The second intifada erupted from these accumulated frustrations. Its immediate trigger was Ariel Sharon’s incendiary visit to Jerusalem’s al-Aqsa mosque. When Palestinians protested, Israel reacted, killing four unarmed Palestinians and wounding 200.

That intifada ended when Palestinian leaders eschewed violence as their method of resistance, opting instead for black South Africa’s example. To halt the murderous cycle of suicide bombings and Israeli reprisals they sought international community support through boycott, sanctions and divestment, or BDS as it’s known.

Israel quickly intervened after Hamas won the Palestinian legislative elections in 2006, reinstating the PLO’s Fatah on the West Bank and pulling Jewish settlements out of Gaza and leaving Hamas in control there. It was a brutal, classic divide-and-rule tactic, its realisation too convoluted to detail here. But we know the rest — all of which affected Abed Salama — in broad outline, though some of us more than others.

On the morning of the school bus crash, Salama slept in. It was his day off work. While he was sleeping, five-year-old Milad and his friends climbed onto the bus. Rain was falling heavily by the time Abed rose. He left with a cousin to buy meat from a butcher in another part of Jerusalem, but the friend who was to accompany them rang to say he’d been stuck in traffic. Then a nephew rang to ask if Milad had gone on an outing. “There was an accident with a school bus near Jaba,” he said.

Abed left his cousin’s vehicle immediately and ran through the rain to find the bus. Spotting an Israeli army jeep, he hailed it down, saying in Hebrew that he thought his son was on the bus. The driver refused to give him a lift. He ran again. He didn’t spot the bus at first — a large, jack-knifed semi-trailer blocked the way. People had gathered, among them other parents.

Then he saw it, “flipped on its side, an empty burnt-out shell.” Where were the kids? Where were their teachers? Nobody could tell him much. “They carried the burned bodies out of the bus and laid them on the ground,” said a Palestinian Authority official, one of Israel’s enforcers.
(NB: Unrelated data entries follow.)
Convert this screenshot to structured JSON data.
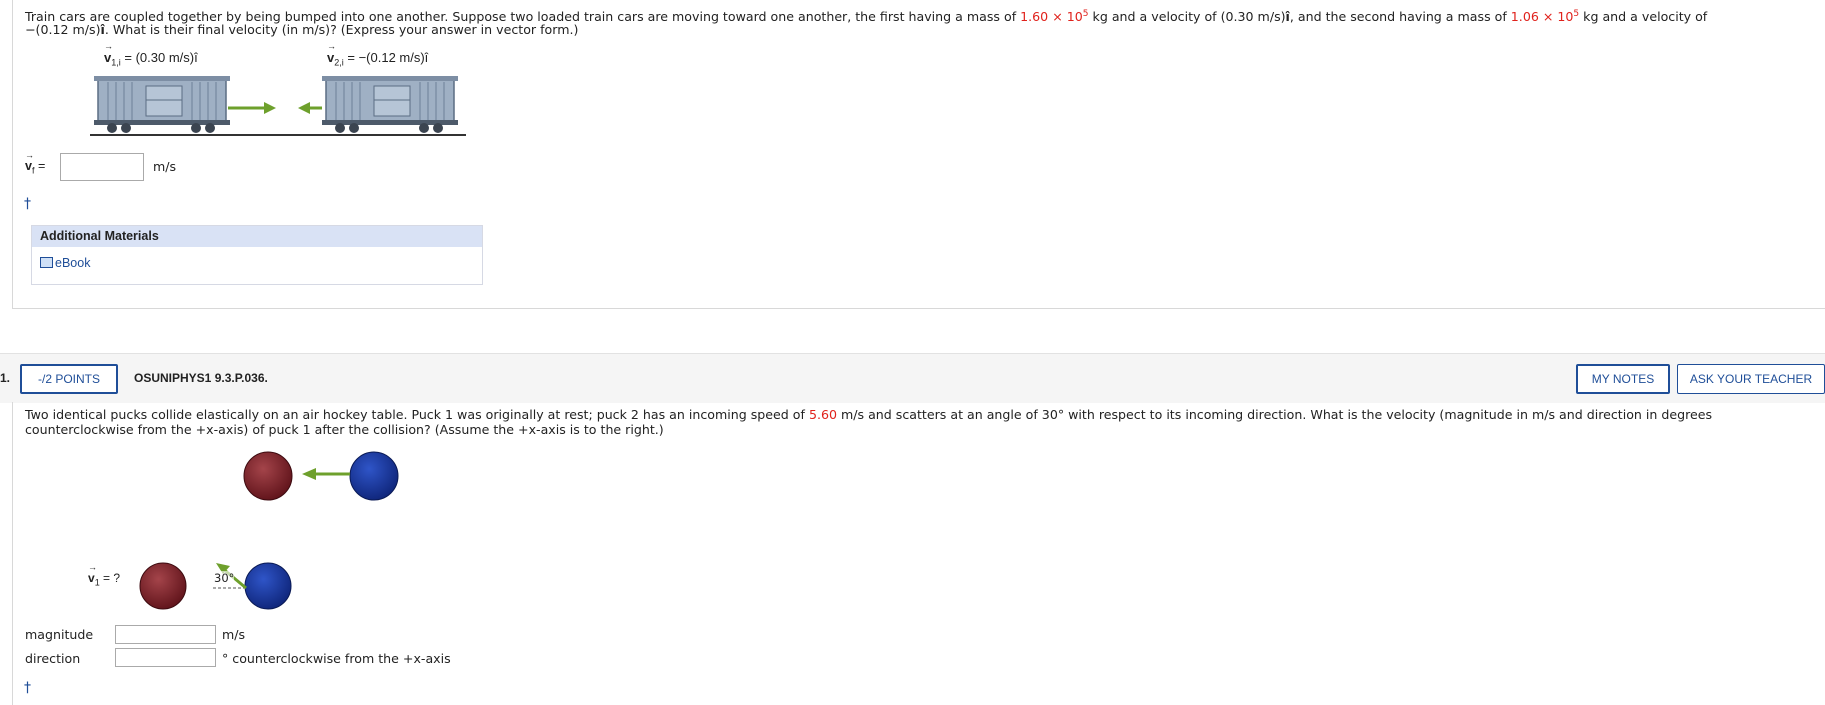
{
  "q1": {
    "prompt_part1": "Train cars are coupled together by being bumped into one another. Suppose two loaded train cars are moving toward one another, the first having a mass of",
    "mass1": "1.60 × 10",
    "mass_exp": "5",
    "prompt_part2": "kg and a velocity of (0.30 m/s)",
    "i_hat": "î",
    "prompt_part3": ", and the second having a mass of",
    "mass2": "1.06 × 10",
    "prompt_part4": "kg and a velocity of",
    "prompt_line2_a": "−(0.12 m/s)",
    "prompt_line2_b": ". What is their final velocity (in m/s)? (Express your answer in vector form.)",
    "fig_label1": "= (0.30 m/s)î",
    "fig_label1_sub": "1,i",
    "fig_label2": "= −(0.12 m/s)î",
    "fig_label2_sub": "2,i",
    "vf_label": "v",
    "vf_sub": "f",
    "vf_eq": "=",
    "vf_value": "",
    "vf_unit": "m/s",
    "dagger": "†",
    "additional_materials": "Additional Materials",
    "ebook": "eBook"
  },
  "q2": {
    "number": "1.",
    "points": "-/2 POINTS",
    "problem_id": "OSUNIPHYS1 9.3.P.036.",
    "my_notes": "MY NOTES",
    "ask_teacher": "ASK YOUR TEACHER",
    "prompt_a": "Two identical pucks collide elastically on an air hockey table. Puck 1 was originally at rest; puck 2 has an incoming speed of",
    "speed": "5.60",
    "prompt_b": "m/s and scatters at an angle of 30° with respect to its incoming direction. What is the velocity (magnitude in m/s and direction in degrees",
    "prompt_line2": "counterclockwise from the +x-axis) of puck 1 after the collision? (Assume the +x-axis is to the right.)",
    "fig_v1": "= ?",
    "fig_v1_sub": "1",
    "fig_angle": "30°",
    "magnitude_label": "magnitude",
    "magnitude_value": "",
    "magnitude_unit": "m/s",
    "direction_label": "direction",
    "direction_value": "",
    "direction_unit": "° counterclockwise from the +x-axis",
    "dagger": "†"
  },
  "colors": {
    "accent_blue": "#1f4e98",
    "given_red": "#e0221c",
    "arrow_green": "#6ea02c",
    "puck_red": "#7a1f24",
    "puck_blue": "#1c3a9e"
  }
}
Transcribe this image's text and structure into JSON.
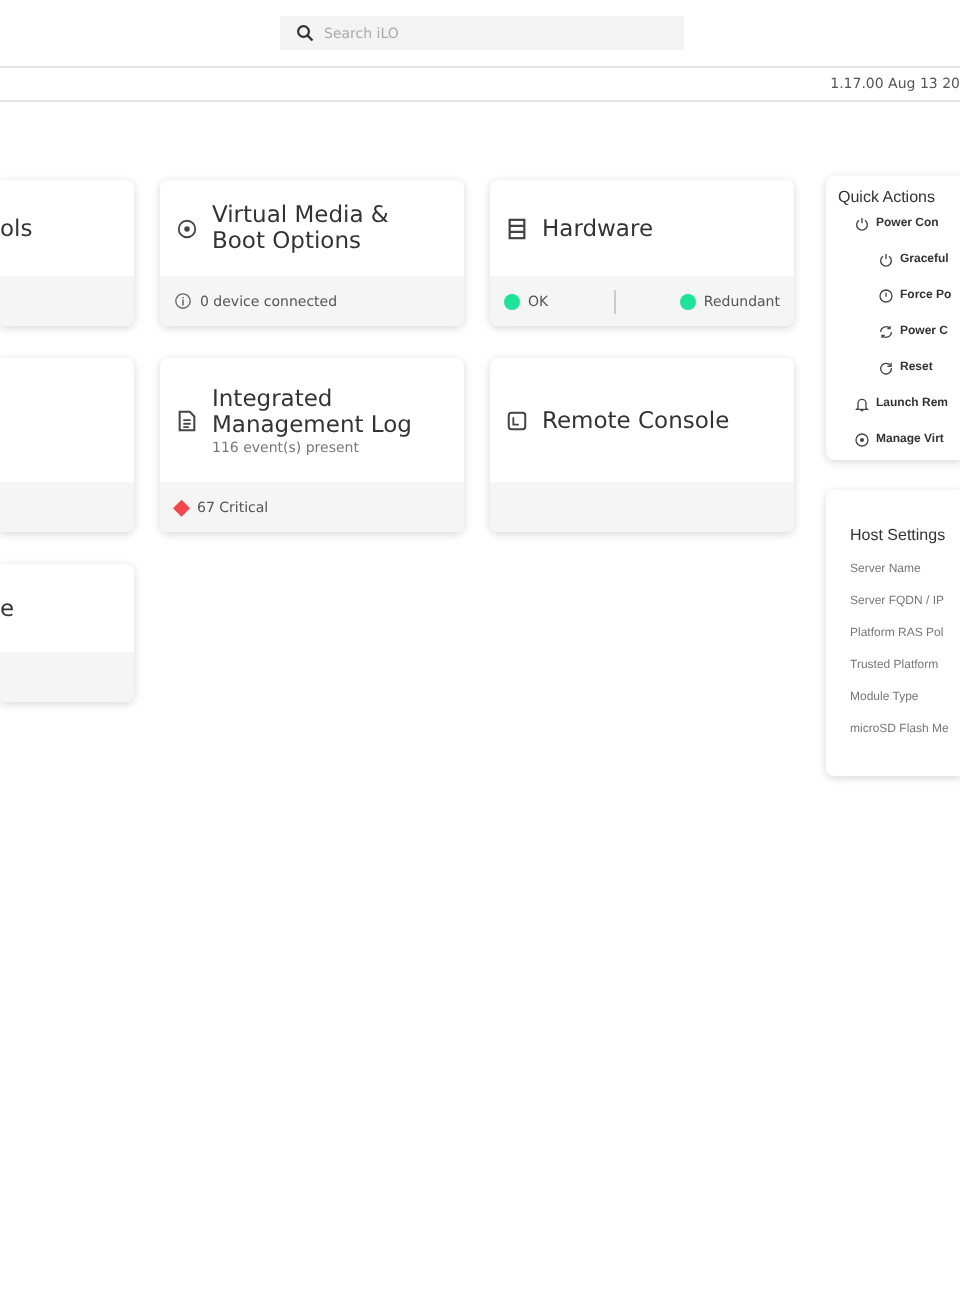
{
  "search": {
    "placeholder": "Search iLO"
  },
  "version": "1.17.00 Aug 13 20",
  "card_rows": [
    {
      "cards": [
        {
          "kind": "partial",
          "title": "ols"
        },
        {
          "kind": "full",
          "title": "Virtual Media & Boot Options",
          "footer": [
            {
              "kind": "info",
              "text": "0 device connected"
            }
          ]
        },
        {
          "kind": "full",
          "title": "Hardware",
          "footer": [
            {
              "kind": "dot",
              "color": "#1de39b",
              "text": "OK"
            },
            {
              "kind": "dot",
              "color": "#1de39b",
              "text": "Redundant"
            }
          ]
        }
      ]
    },
    {
      "cards": [
        {
          "kind": "partial"
        },
        {
          "kind": "full",
          "title": "Integrated Management Log",
          "subtitle": "116 event(s) present",
          "footer": [
            {
              "kind": "diamond",
              "color": "#f2484d",
              "text": "67 Critical"
            }
          ]
        },
        {
          "kind": "full",
          "title": "Remote Console"
        }
      ]
    },
    {
      "cards": [
        {
          "kind": "partial",
          "title": "e"
        }
      ]
    }
  ],
  "quick_actions": {
    "title": "Quick Actions",
    "items": [
      {
        "label": "Power Con",
        "children": [
          {
            "label": "Graceful"
          },
          {
            "label": "Force Po"
          },
          {
            "label": "Power C"
          },
          {
            "label": "Reset"
          }
        ]
      },
      {
        "label": "Launch Rem"
      },
      {
        "label": "Manage Virt"
      }
    ]
  },
  "host_settings": {
    "title": "Host Settings",
    "labels": [
      "Server Name",
      "Server FQDN / IP",
      "Platform RAS Pol",
      "Trusted Platform",
      "Module Type",
      "microSD Flash Me"
    ]
  }
}
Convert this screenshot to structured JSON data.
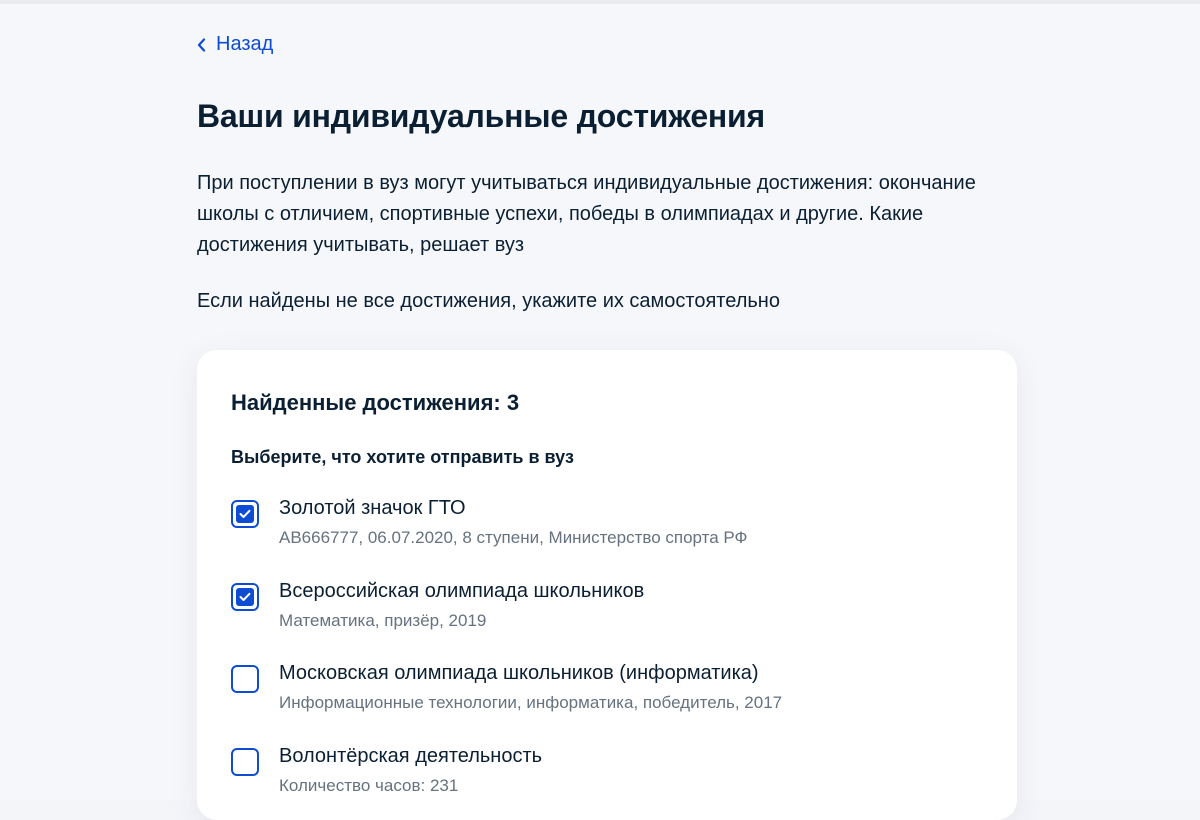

At that stage, all any parent could do was hope that their child hadn’t died. Rumours swirled. The children appeared to have been taken to different hospitals, but no one could tell which of them had been taken where.

The rest of Abed Salama’s day was a nightmare pilgrim’s progress, with impediments every single step of the way. Along that way, Thrall narrates the stories of many others caught up in the tragedy. We learn about the bus driver, the paramedics, an onlooker, teachers, social workers, nurses. So many; all enmeshed in the horror. And looming above them all, that wall.

Called the “separation wall” or the “apartheid wall,” for Palestinians it’s as much a symbol as a barrier. Originally meant to follow the 1967 “green line,” it has proceeded in stages, departing from that line considerably, wiggling in and out of the Occupied West Bank, surrounding or segmenting towns and villages, cutting off farmers from their fields, kin from kin.

A Day in the Life of Abed Salama is a granular damnation of its effects. Small things: from a soldier’s refusal to give a terrified father a lift in the rain to the narrow, winding, pot-holed road the kids take to a picnic site, contempt for the occupied rules. Kids disappear into different hospitals, some in Ramallah, none of them to far-closer ones in Jerusalem. The checkpoints, overseen by gun-toting adolescents, ever delay.

The stories Thrall interweaves are cumulatively scarifying. Even readers like me, who have known of such oppression for some time, will learn much about the utter injustice of the present situation. Others who should learn are unlikely to pick up A Day in the Life of Abed Salama. But for those whose hearts and minds are still open, this is the book.

As for Abed Salama he, like Bassam Aramin and Rami Elhanan, is talking around the world to those who are willing to listen. Peace may very well depend on them. •

A Day in the Life of Abed Salara: A Palestine Story
By Nathan Thrall | Allen Lane | $36.99 | 255 pages